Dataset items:
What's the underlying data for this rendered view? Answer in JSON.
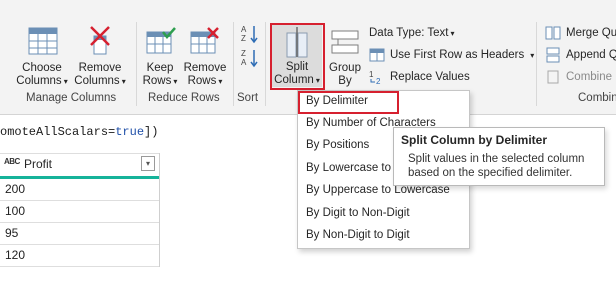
{
  "ribbon": {
    "choose_columns": {
      "line1": "Choose",
      "line2": "Columns",
      "icon": "choose-columns-icon"
    },
    "remove_columns": {
      "line1": "Remove",
      "line2": "Columns",
      "icon": "remove-columns-icon"
    },
    "manage_columns_label": "Manage Columns",
    "keep_rows": {
      "line1": "Keep",
      "line2": "Rows",
      "icon": "keep-rows-icon"
    },
    "remove_rows": {
      "line1": "Remove",
      "line2": "Rows",
      "icon": "remove-rows-icon"
    },
    "reduce_rows_label": "Reduce Rows",
    "sort_label": "Sort",
    "split_column": {
      "line1": "Split",
      "line2": "Column",
      "icon": "split-column-icon"
    },
    "group_by": {
      "line1": "Group",
      "line2": "By",
      "icon": "group-by-icon"
    },
    "data_type": "Data Type: Text",
    "use_first_row": "Use First Row as Headers",
    "replace_values": "Replace Values",
    "merge_queries": "Merge Qu",
    "append_queries": "Append Qu",
    "combine_files": "Combine F",
    "combine_label": "Combin"
  },
  "formula": {
    "prefix": "omoteAllScalars=",
    "keyword": "true",
    "suffix": "])"
  },
  "table": {
    "column_type": "ABC",
    "column_header": "Profit",
    "rows": [
      "200",
      "100",
      "95",
      "120"
    ]
  },
  "split_menu": {
    "items": [
      "By Delimiter",
      "By Number of Characters",
      "By Positions",
      "By Lowercase to Uppercase",
      "By Uppercase to Lowercase",
      "By Digit to Non-Digit",
      "By Non-Digit to Digit"
    ]
  },
  "tooltip": {
    "title": "Split Column by Delimiter",
    "body_line1": "Split values in the selected column",
    "body_line2": "based on the specified delimiter."
  },
  "colors": {
    "accent_teal": "#15b39a",
    "highlight_red": "#d6202f",
    "keyword_blue": "#1f4fa8"
  }
}
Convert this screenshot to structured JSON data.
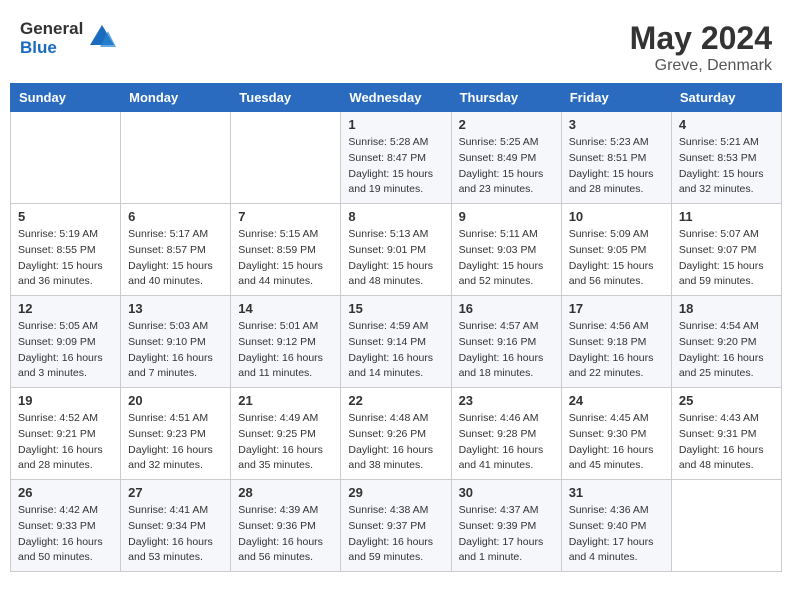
{
  "header": {
    "logo_general": "General",
    "logo_blue": "Blue",
    "month_year": "May 2024",
    "location": "Greve, Denmark"
  },
  "weekdays": [
    "Sunday",
    "Monday",
    "Tuesday",
    "Wednesday",
    "Thursday",
    "Friday",
    "Saturday"
  ],
  "weeks": [
    [
      {
        "day": "",
        "info": ""
      },
      {
        "day": "",
        "info": ""
      },
      {
        "day": "",
        "info": ""
      },
      {
        "day": "1",
        "info": "Sunrise: 5:28 AM\nSunset: 8:47 PM\nDaylight: 15 hours\nand 19 minutes."
      },
      {
        "day": "2",
        "info": "Sunrise: 5:25 AM\nSunset: 8:49 PM\nDaylight: 15 hours\nand 23 minutes."
      },
      {
        "day": "3",
        "info": "Sunrise: 5:23 AM\nSunset: 8:51 PM\nDaylight: 15 hours\nand 28 minutes."
      },
      {
        "day": "4",
        "info": "Sunrise: 5:21 AM\nSunset: 8:53 PM\nDaylight: 15 hours\nand 32 minutes."
      }
    ],
    [
      {
        "day": "5",
        "info": "Sunrise: 5:19 AM\nSunset: 8:55 PM\nDaylight: 15 hours\nand 36 minutes."
      },
      {
        "day": "6",
        "info": "Sunrise: 5:17 AM\nSunset: 8:57 PM\nDaylight: 15 hours\nand 40 minutes."
      },
      {
        "day": "7",
        "info": "Sunrise: 5:15 AM\nSunset: 8:59 PM\nDaylight: 15 hours\nand 44 minutes."
      },
      {
        "day": "8",
        "info": "Sunrise: 5:13 AM\nSunset: 9:01 PM\nDaylight: 15 hours\nand 48 minutes."
      },
      {
        "day": "9",
        "info": "Sunrise: 5:11 AM\nSunset: 9:03 PM\nDaylight: 15 hours\nand 52 minutes."
      },
      {
        "day": "10",
        "info": "Sunrise: 5:09 AM\nSunset: 9:05 PM\nDaylight: 15 hours\nand 56 minutes."
      },
      {
        "day": "11",
        "info": "Sunrise: 5:07 AM\nSunset: 9:07 PM\nDaylight: 15 hours\nand 59 minutes."
      }
    ],
    [
      {
        "day": "12",
        "info": "Sunrise: 5:05 AM\nSunset: 9:09 PM\nDaylight: 16 hours\nand 3 minutes."
      },
      {
        "day": "13",
        "info": "Sunrise: 5:03 AM\nSunset: 9:10 PM\nDaylight: 16 hours\nand 7 minutes."
      },
      {
        "day": "14",
        "info": "Sunrise: 5:01 AM\nSunset: 9:12 PM\nDaylight: 16 hours\nand 11 minutes."
      },
      {
        "day": "15",
        "info": "Sunrise: 4:59 AM\nSunset: 9:14 PM\nDaylight: 16 hours\nand 14 minutes."
      },
      {
        "day": "16",
        "info": "Sunrise: 4:57 AM\nSunset: 9:16 PM\nDaylight: 16 hours\nand 18 minutes."
      },
      {
        "day": "17",
        "info": "Sunrise: 4:56 AM\nSunset: 9:18 PM\nDaylight: 16 hours\nand 22 minutes."
      },
      {
        "day": "18",
        "info": "Sunrise: 4:54 AM\nSunset: 9:20 PM\nDaylight: 16 hours\nand 25 minutes."
      }
    ],
    [
      {
        "day": "19",
        "info": "Sunrise: 4:52 AM\nSunset: 9:21 PM\nDaylight: 16 hours\nand 28 minutes."
      },
      {
        "day": "20",
        "info": "Sunrise: 4:51 AM\nSunset: 9:23 PM\nDaylight: 16 hours\nand 32 minutes."
      },
      {
        "day": "21",
        "info": "Sunrise: 4:49 AM\nSunset: 9:25 PM\nDaylight: 16 hours\nand 35 minutes."
      },
      {
        "day": "22",
        "info": "Sunrise: 4:48 AM\nSunset: 9:26 PM\nDaylight: 16 hours\nand 38 minutes."
      },
      {
        "day": "23",
        "info": "Sunrise: 4:46 AM\nSunset: 9:28 PM\nDaylight: 16 hours\nand 41 minutes."
      },
      {
        "day": "24",
        "info": "Sunrise: 4:45 AM\nSunset: 9:30 PM\nDaylight: 16 hours\nand 45 minutes."
      },
      {
        "day": "25",
        "info": "Sunrise: 4:43 AM\nSunset: 9:31 PM\nDaylight: 16 hours\nand 48 minutes."
      }
    ],
    [
      {
        "day": "26",
        "info": "Sunrise: 4:42 AM\nSunset: 9:33 PM\nDaylight: 16 hours\nand 50 minutes."
      },
      {
        "day": "27",
        "info": "Sunrise: 4:41 AM\nSunset: 9:34 PM\nDaylight: 16 hours\nand 53 minutes."
      },
      {
        "day": "28",
        "info": "Sunrise: 4:39 AM\nSunset: 9:36 PM\nDaylight: 16 hours\nand 56 minutes."
      },
      {
        "day": "29",
        "info": "Sunrise: 4:38 AM\nSunset: 9:37 PM\nDaylight: 16 hours\nand 59 minutes."
      },
      {
        "day": "30",
        "info": "Sunrise: 4:37 AM\nSunset: 9:39 PM\nDaylight: 17 hours\nand 1 minute."
      },
      {
        "day": "31",
        "info": "Sunrise: 4:36 AM\nSunset: 9:40 PM\nDaylight: 17 hours\nand 4 minutes."
      },
      {
        "day": "",
        "info": ""
      }
    ]
  ]
}
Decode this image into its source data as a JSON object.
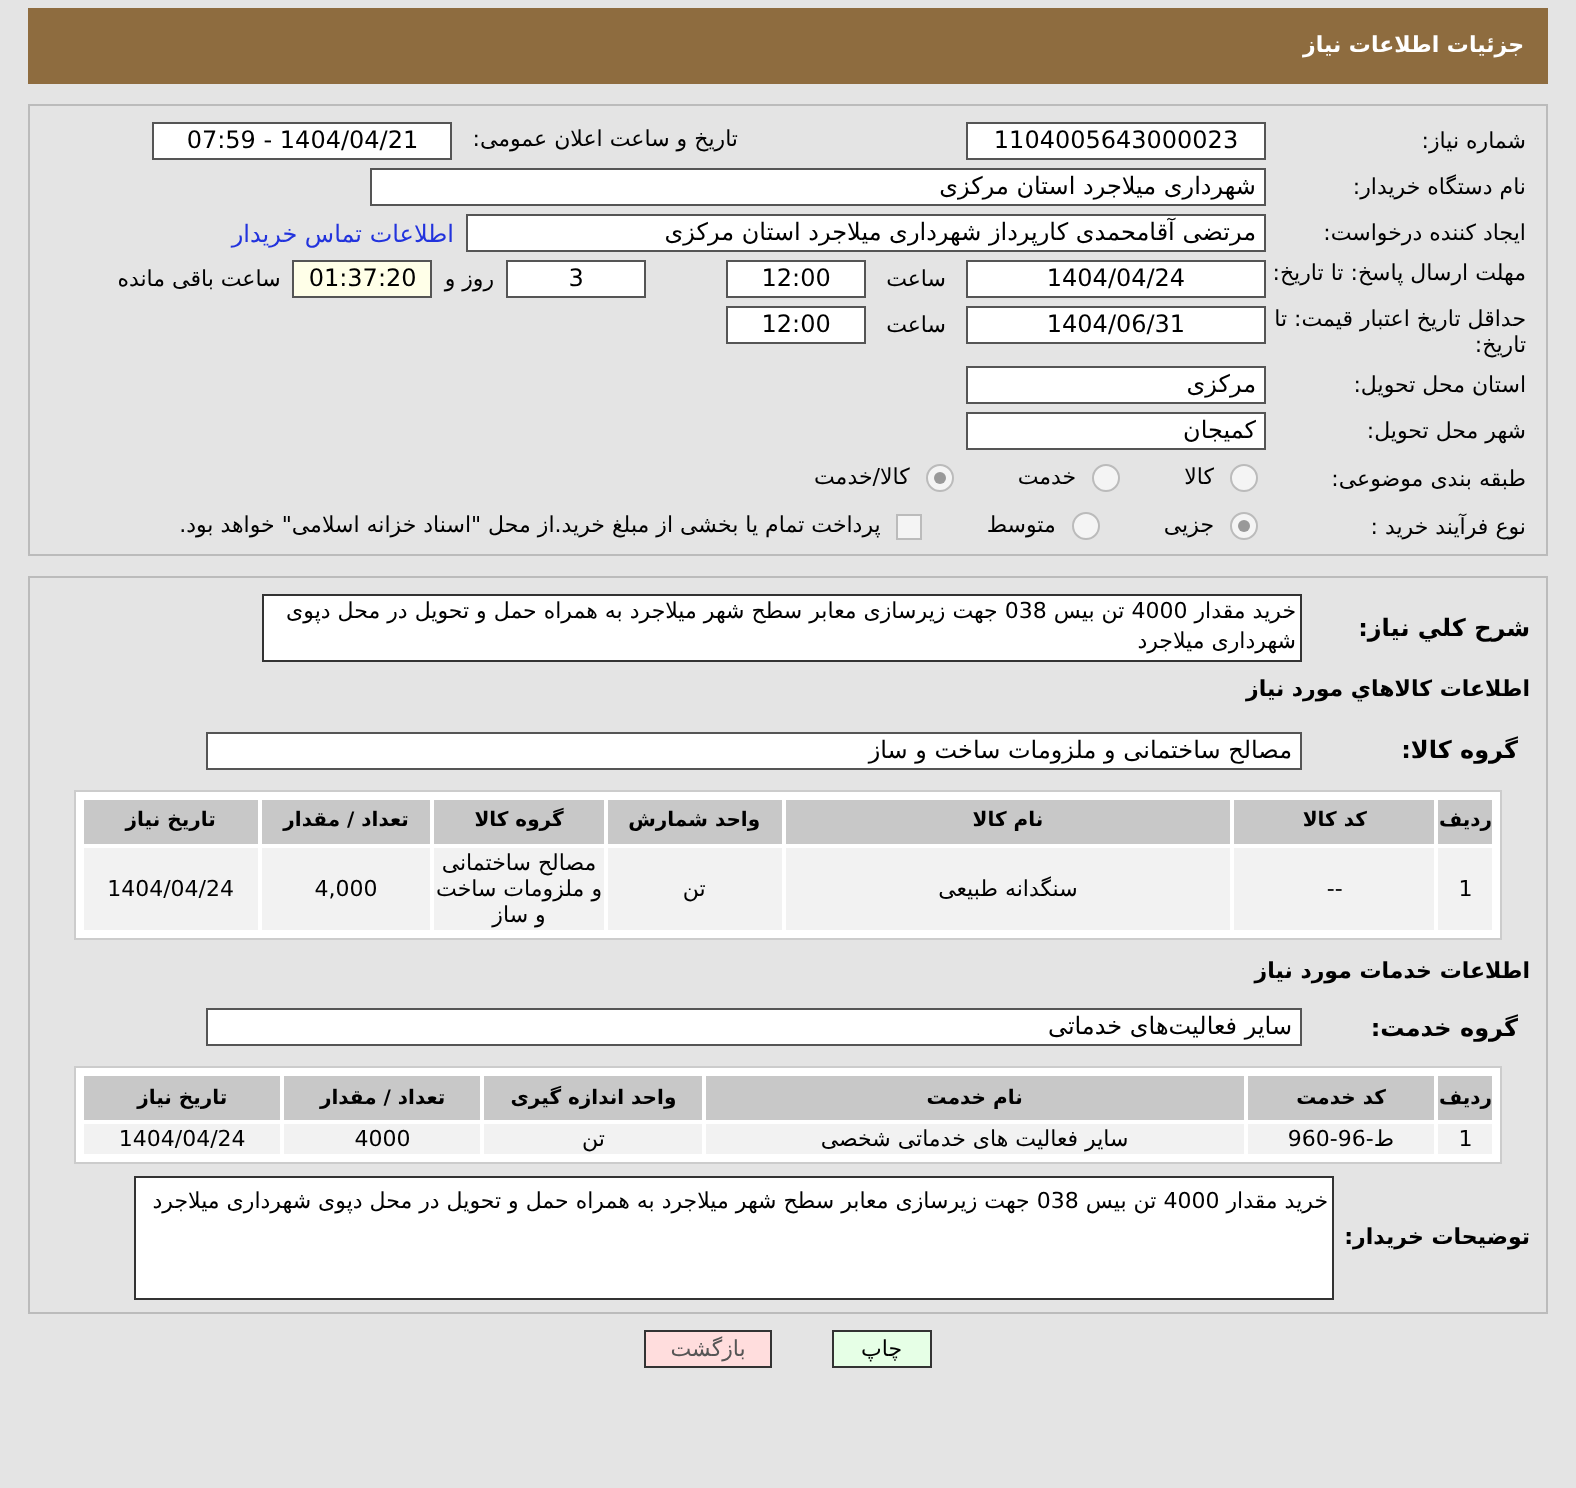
{
  "header": {
    "title": "جزئیات اطلاعات نیاز"
  },
  "need_number": {
    "label": "شماره نیاز:",
    "value": "1104005643000023"
  },
  "announce": {
    "label": "تاریخ و ساعت اعلان عمومی:",
    "value": "1404/04/21 - 07:59"
  },
  "buyer_org": {
    "label": "نام دستگاه خریدار:",
    "value": "شهرداری میلاجرد استان مرکزی"
  },
  "requester": {
    "label": "ایجاد کننده درخواست:",
    "value": "مرتضی  آقامحمدی  کارپرداز  شهرداری میلاجرد استان مرکزی",
    "link": "اطلاعات تماس خریدار"
  },
  "reply_deadline": {
    "label": "مهلت ارسال پاسخ: تا تاریخ:",
    "date": "1404/04/24",
    "time_label": "ساعت",
    "time": "12:00",
    "days": "3",
    "days_label": "روز و",
    "remaining": "01:37:20",
    "remaining_label": "ساعت باقی مانده"
  },
  "price_validity": {
    "label": "حداقل تاریخ اعتبار قیمت: تا تاریخ:",
    "date": "1404/06/31",
    "time_label": "ساعت",
    "time": "12:00"
  },
  "province": {
    "label": "استان محل تحویل:",
    "value": "مرکزی"
  },
  "city": {
    "label": "شهر محل تحویل:",
    "value": "کمیجان"
  },
  "category": {
    "label": "طبقه بندی موضوعی:",
    "options": [
      {
        "label": "کالا",
        "selected": false
      },
      {
        "label": "خدمت",
        "selected": false
      },
      {
        "label": "کالا/خدمت",
        "selected": true
      }
    ]
  },
  "process": {
    "label": "نوع فرآیند خرید :",
    "options": [
      {
        "label": "جزیی",
        "selected": true
      },
      {
        "label": "متوسط",
        "selected": false
      }
    ],
    "payment": {
      "checked": false,
      "label": "پرداخت تمام یا بخشی از مبلغ خرید.از محل \"اسناد خزانه اسلامی\" خواهد بود."
    }
  },
  "description": {
    "label": "شرح کلي نياز:",
    "value": "خرید مقدار 4000 تن بیس 038 جهت زیرسازی معابر سطح شهر میلاجرد  به همراه حمل و تحویل در محل دپوی شهرداری میلاجرد"
  },
  "goods": {
    "title": "اطلاعات کالاهاي مورد نياز",
    "group_label": "گروه کالا:",
    "group": "مصالح ساختمانی و ملزومات ساخت و ساز",
    "columns": [
      "ردیف",
      "کد کالا",
      "نام کالا",
      "واحد شمارش",
      "گروه کالا",
      "تعداد / مقدار",
      "تاریخ نیاز"
    ],
    "rows": [
      [
        "1",
        "--",
        "سنگدانه طبیعی",
        "تن",
        "مصالح ساختمانی و ملزومات ساخت و ساز",
        "4,000",
        "1404/04/24"
      ]
    ]
  },
  "services": {
    "title": "اطلاعات خدمات مورد نیاز",
    "group_label": "گروه خدمت:",
    "group": "سایر فعالیت‌های خدماتی",
    "columns": [
      "ردیف",
      "کد خدمت",
      "نام خدمت",
      "واحد اندازه گیری",
      "تعداد / مقدار",
      "تاریخ نیاز"
    ],
    "rows": [
      [
        "1",
        "ط-96-960",
        "سایر فعالیت های خدماتی شخصی",
        "تن",
        "4000",
        "1404/04/24"
      ]
    ]
  },
  "buyer_notes": {
    "label": "توضیحات خریدار:",
    "value": "خرید مقدار 4000 تن بیس 038 جهت زیرسازی معابر سطح شهر میلاجرد به همراه حمل و تحویل در محل دپوی شهرداری میلاجرد"
  },
  "buttons": [
    {
      "label": "چاپ",
      "kind": "print"
    },
    {
      "label": "بازگشت",
      "kind": "back"
    }
  ]
}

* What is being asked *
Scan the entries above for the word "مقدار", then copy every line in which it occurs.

* Written solution *
    "value": "خرید مقدار 4000 تن بیس 038 جهت زیرسازی معابر سطح شهر میلاجرد  به همراه حمل و تحویل در محل دپوی شهرداری میلاجرد"
      "تعداد / مقدار",
      "تعداد / مقدار",
    "value": "خرید مقدار 4000 تن بیس 038 جهت زیرسازی معابر سطح شهر میلاجرد به همراه حمل و تحویل در محل دپوی شهرداری میلاجرد"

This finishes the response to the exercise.